PROBLEM REQUIREMENTS => Nothing in the records may be left out or reworded; return them exactly.

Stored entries
++++++++++
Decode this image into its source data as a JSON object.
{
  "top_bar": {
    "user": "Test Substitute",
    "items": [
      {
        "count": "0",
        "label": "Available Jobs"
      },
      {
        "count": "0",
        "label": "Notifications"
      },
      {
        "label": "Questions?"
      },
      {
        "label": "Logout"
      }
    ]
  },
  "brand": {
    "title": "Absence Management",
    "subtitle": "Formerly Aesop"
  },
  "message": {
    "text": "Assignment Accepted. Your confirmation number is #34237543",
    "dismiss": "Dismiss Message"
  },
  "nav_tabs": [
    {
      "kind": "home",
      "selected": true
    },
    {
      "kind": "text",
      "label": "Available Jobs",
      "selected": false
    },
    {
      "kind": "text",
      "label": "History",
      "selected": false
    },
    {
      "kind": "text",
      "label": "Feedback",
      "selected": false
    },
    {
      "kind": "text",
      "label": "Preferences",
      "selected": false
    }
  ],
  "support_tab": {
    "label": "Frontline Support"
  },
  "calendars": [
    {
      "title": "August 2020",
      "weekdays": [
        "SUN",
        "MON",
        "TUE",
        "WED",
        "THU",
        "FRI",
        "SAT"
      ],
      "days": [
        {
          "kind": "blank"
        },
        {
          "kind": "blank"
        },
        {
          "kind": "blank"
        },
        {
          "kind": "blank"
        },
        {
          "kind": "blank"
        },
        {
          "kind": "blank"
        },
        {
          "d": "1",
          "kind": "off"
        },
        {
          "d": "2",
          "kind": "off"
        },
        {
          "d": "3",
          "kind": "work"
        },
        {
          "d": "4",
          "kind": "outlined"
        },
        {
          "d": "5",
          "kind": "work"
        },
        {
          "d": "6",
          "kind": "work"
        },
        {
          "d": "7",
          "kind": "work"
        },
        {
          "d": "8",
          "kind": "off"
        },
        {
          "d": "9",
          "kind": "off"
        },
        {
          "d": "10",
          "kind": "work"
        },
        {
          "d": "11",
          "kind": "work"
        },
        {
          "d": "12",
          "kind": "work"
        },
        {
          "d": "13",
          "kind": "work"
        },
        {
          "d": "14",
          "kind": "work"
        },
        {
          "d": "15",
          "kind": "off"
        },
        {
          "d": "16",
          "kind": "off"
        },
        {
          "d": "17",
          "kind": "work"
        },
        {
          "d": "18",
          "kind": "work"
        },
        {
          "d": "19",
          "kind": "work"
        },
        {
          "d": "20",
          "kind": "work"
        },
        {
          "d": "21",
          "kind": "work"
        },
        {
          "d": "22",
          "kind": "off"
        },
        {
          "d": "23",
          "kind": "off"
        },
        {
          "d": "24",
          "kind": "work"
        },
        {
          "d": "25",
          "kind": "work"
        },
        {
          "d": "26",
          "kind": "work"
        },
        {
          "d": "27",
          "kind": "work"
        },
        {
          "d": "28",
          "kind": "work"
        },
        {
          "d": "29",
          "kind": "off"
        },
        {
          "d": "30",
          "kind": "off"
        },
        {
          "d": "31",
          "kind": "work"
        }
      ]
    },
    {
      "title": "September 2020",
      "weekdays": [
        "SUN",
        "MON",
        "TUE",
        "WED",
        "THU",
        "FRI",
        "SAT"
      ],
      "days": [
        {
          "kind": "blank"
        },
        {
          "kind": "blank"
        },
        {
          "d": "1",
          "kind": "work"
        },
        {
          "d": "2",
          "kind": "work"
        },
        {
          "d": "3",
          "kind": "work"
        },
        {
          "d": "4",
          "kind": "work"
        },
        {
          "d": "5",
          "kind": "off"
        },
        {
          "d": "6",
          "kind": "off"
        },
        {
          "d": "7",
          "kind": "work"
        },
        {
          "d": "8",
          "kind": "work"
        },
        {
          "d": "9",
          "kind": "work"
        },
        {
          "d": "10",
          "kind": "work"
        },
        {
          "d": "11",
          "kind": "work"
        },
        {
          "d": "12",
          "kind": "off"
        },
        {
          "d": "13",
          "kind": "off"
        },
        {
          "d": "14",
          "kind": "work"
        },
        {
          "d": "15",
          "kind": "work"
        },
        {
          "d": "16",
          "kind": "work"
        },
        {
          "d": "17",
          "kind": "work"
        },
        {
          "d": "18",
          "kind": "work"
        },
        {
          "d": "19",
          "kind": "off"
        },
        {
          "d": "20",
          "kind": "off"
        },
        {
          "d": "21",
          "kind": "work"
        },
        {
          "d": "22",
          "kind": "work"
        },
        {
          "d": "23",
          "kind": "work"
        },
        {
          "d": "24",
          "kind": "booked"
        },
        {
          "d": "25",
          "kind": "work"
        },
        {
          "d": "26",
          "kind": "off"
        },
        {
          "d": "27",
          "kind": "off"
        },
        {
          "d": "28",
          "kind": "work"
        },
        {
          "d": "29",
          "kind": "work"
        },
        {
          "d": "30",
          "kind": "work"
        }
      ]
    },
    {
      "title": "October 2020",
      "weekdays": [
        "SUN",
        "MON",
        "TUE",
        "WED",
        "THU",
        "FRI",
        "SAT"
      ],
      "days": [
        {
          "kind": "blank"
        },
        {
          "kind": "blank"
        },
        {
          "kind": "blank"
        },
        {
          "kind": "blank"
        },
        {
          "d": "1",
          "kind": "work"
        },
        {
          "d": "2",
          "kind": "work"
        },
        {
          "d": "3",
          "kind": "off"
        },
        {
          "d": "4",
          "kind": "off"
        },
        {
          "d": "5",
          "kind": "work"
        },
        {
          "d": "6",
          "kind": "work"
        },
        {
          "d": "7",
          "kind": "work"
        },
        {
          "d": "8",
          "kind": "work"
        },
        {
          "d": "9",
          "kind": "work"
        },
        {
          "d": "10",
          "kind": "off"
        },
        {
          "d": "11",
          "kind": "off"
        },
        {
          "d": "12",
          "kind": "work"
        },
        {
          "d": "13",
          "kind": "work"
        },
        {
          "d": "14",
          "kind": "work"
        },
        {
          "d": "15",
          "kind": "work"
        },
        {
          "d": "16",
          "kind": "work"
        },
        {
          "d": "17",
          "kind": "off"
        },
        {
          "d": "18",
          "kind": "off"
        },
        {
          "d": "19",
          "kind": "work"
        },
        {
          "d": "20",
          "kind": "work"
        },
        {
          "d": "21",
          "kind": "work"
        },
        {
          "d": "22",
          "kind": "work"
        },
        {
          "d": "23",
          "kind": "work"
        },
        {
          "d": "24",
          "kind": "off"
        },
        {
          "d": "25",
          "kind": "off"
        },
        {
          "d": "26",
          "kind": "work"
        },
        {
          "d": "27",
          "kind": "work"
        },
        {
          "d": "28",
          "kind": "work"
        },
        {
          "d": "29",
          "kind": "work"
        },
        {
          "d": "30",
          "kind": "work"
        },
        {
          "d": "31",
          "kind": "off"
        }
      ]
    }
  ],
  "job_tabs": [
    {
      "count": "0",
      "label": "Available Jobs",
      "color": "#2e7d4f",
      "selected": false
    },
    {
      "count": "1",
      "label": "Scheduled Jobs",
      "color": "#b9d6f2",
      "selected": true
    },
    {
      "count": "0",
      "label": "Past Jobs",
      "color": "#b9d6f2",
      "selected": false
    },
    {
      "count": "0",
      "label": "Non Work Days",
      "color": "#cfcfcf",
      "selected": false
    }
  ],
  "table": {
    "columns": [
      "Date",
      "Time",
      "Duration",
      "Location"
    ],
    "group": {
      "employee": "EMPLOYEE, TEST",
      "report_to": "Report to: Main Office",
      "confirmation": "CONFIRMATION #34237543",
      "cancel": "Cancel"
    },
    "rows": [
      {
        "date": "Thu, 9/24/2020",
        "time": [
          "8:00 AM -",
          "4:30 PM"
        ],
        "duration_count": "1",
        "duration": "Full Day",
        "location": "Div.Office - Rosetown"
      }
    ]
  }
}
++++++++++
COMPLETED EXERCISE =>
Decode this image into its source data as a JSON object.
{
  "top_bar": {
    "user": "Test Substitute",
    "items": [
      {
        "count": "0",
        "label": "Available Jobs"
      },
      {
        "count": "0",
        "label": "Notifications"
      },
      {
        "label": "Questions?"
      },
      {
        "label": "Logout"
      }
    ]
  },
  "brand": {
    "title": "Absence Management",
    "subtitle": "Formerly Aesop"
  },
  "message": {
    "text": "Assignment Accepted. Your confirmation number is #34237543",
    "dismiss": "Dismiss Message"
  },
  "nav_tabs": [
    {
      "kind": "home",
      "selected": true
    },
    {
      "kind": "text",
      "label": "Available Jobs",
      "selected": false
    },
    {
      "kind": "text",
      "label": "History",
      "selected": false
    },
    {
      "kind": "text",
      "label": "Feedback",
      "selected": false
    },
    {
      "kind": "text",
      "label": "Preferences",
      "selected": false
    }
  ],
  "support_tab": {
    "label": "Frontline Support"
  },
  "calendars": [
    {
      "title": "August 2020",
      "weekdays": [
        "SUN",
        "MON",
        "TUE",
        "WED",
        "THU",
        "FRI",
        "SAT"
      ],
      "days": [
        {
          "kind": "blank"
        },
        {
          "kind": "blank"
        },
        {
          "kind": "blank"
        },
        {
          "kind": "blank"
        },
        {
          "kind": "blank"
        },
        {
          "kind": "blank"
        },
        {
          "d": "1",
          "kind": "off"
        },
        {
          "d": "2",
          "kind": "off"
        },
        {
          "d": "3",
          "kind": "work"
        },
        {
          "d": "4",
          "kind": "outlined"
        },
        {
          "d": "5",
          "kind": "work"
        },
        {
          "d": "6",
          "kind": "work"
        },
        {
          "d": "7",
          "kind": "work"
        },
        {
          "d": "8",
          "kind": "off"
        },
        {
          "d": "9",
          "kind": "off"
        },
        {
          "d": "10",
          "kind": "work"
        },
        {
          "d": "11",
          "kind": "work"
        },
        {
          "d": "12",
          "kind": "work"
        },
        {
          "d": "13",
          "kind": "work"
        },
        {
          "d": "14",
          "kind": "work"
        },
        {
          "d": "15",
          "kind": "off"
        },
        {
          "d": "16",
          "kind": "off"
        },
        {
          "d": "17",
          "kind": "work"
        },
        {
          "d": "18",
          "kind": "work"
        },
        {
          "d": "19",
          "kind": "work"
        },
        {
          "d": "20",
          "kind": "work"
        },
        {
          "d": "21",
          "kind": "work"
        },
        {
          "d": "22",
          "kind": "off"
        },
        {
          "d": "23",
          "kind": "off"
        },
        {
          "d": "24",
          "kind": "work"
        },
        {
          "d": "25",
          "kind": "work"
        },
        {
          "d": "26",
          "kind": "work"
        },
        {
          "d": "27",
          "kind": "work"
        },
        {
          "d": "28",
          "kind": "work"
        },
        {
          "d": "29",
          "kind": "off"
        },
        {
          "d": "30",
          "kind": "off"
        },
        {
          "d": "31",
          "kind": "work"
        }
      ]
    },
    {
      "title": "September 2020",
      "weekdays": [
        "SUN",
        "MON",
        "TUE",
        "WED",
        "THU",
        "FRI",
        "SAT"
      ],
      "days": [
        {
          "kind": "blank"
        },
        {
          "kind": "blank"
        },
        {
          "d": "1",
          "kind": "work"
        },
        {
          "d": "2",
          "kind": "work"
        },
        {
          "d": "3",
          "kind": "work"
        },
        {
          "d": "4",
          "kind": "work"
        },
        {
          "d": "5",
          "kind": "off"
        },
        {
          "d": "6",
          "kind": "off"
        },
        {
          "d": "7",
          "kind": "work"
        },
        {
          "d": "8",
          "kind": "work"
        },
        {
          "d": "9",
          "kind": "work"
        },
        {
          "d": "10",
          "kind": "work"
        },
        {
          "d": "11",
          "kind": "work"
        },
        {
          "d": "12",
          "kind": "off"
        },
        {
          "d": "13",
          "kind": "off"
        },
        {
          "d": "14",
          "kind": "work"
        },
        {
          "d": "15",
          "kind": "work"
        },
        {
          "d": "16",
          "kind": "work"
        },
        {
          "d": "17",
          "kind": "work"
        },
        {
          "d": "18",
          "kind": "work"
        },
        {
          "d": "19",
          "kind": "off"
        },
        {
          "d": "20",
          "kind": "off"
        },
        {
          "d": "21",
          "kind": "work"
        },
        {
          "d": "22",
          "kind": "work"
        },
        {
          "d": "23",
          "kind": "work"
        },
        {
          "d": "24",
          "kind": "booked"
        },
        {
          "d": "25",
          "kind": "work"
        },
        {
          "d": "26",
          "kind": "off"
        },
        {
          "d": "27",
          "kind": "off"
        },
        {
          "d": "28",
          "kind": "work"
        },
        {
          "d": "29",
          "kind": "work"
        },
        {
          "d": "30",
          "kind": "work"
        }
      ]
    },
    {
      "title": "October 2020",
      "weekdays": [
        "SUN",
        "MON",
        "TUE",
        "WED",
        "THU",
        "FRI",
        "SAT"
      ],
      "days": [
        {
          "kind": "blank"
        },
        {
          "kind": "blank"
        },
        {
          "kind": "blank"
        },
        {
          "kind": "blank"
        },
        {
          "d": "1",
          "kind": "work"
        },
        {
          "d": "2",
          "kind": "work"
        },
        {
          "d": "3",
          "kind": "off"
        },
        {
          "d": "4",
          "kind": "off"
        },
        {
          "d": "5",
          "kind": "work"
        },
        {
          "d": "6",
          "kind": "work"
        },
        {
          "d": "7",
          "kind": "work"
        },
        {
          "d": "8",
          "kind": "work"
        },
        {
          "d": "9",
          "kind": "work"
        },
        {
          "d": "10",
          "kind": "off"
        },
        {
          "d": "11",
          "kind": "off"
        },
        {
          "d": "12",
          "kind": "work"
        },
        {
          "d": "13",
          "kind": "work"
        },
        {
          "d": "14",
          "kind": "work"
        },
        {
          "d": "15",
          "kind": "work"
        },
        {
          "d": "16",
          "kind": "work"
        },
        {
          "d": "17",
          "kind": "off"
        },
        {
          "d": "18",
          "kind": "off"
        },
        {
          "d": "19",
          "kind": "work"
        },
        {
          "d": "20",
          "kind": "work"
        },
        {
          "d": "21",
          "kind": "work"
        },
        {
          "d": "22",
          "kind": "work"
        },
        {
          "d": "23",
          "kind": "work"
        },
        {
          "d": "24",
          "kind": "off"
        },
        {
          "d": "25",
          "kind": "off"
        },
        {
          "d": "26",
          "kind": "work"
        },
        {
          "d": "27",
          "kind": "work"
        },
        {
          "d": "28",
          "kind": "work"
        },
        {
          "d": "29",
          "kind": "work"
        },
        {
          "d": "30",
          "kind": "work"
        },
        {
          "d": "31",
          "kind": "off"
        }
      ]
    }
  ],
  "job_tabs": [
    {
      "count": "0",
      "label": "Available Jobs",
      "color": "#2e7d4f",
      "selected": false
    },
    {
      "count": "1",
      "label": "Scheduled Jobs",
      "color": "#b9d6f2",
      "selected": true
    },
    {
      "count": "0",
      "label": "Past Jobs",
      "color": "#b9d6f2",
      "selected": false
    },
    {
      "count": "0",
      "label": "Non Work Days",
      "color": "#cfcfcf",
      "selected": false
    }
  ],
  "table": {
    "columns": [
      "Date",
      "Time",
      "Duration",
      "Location"
    ],
    "group": {
      "employee": "EMPLOYEE, TEST",
      "report_to": "Report to: Main Office",
      "confirmation": "CONFIRMATION #34237543",
      "cancel": "Cancel"
    },
    "rows": [
      {
        "date": "Thu, 9/24/2020",
        "time": [
          "8:00 AM -",
          "4:30 PM"
        ],
        "duration_count": "1",
        "duration": "Full Day",
        "location": "Div.Office - Rosetown"
      }
    ]
  }
}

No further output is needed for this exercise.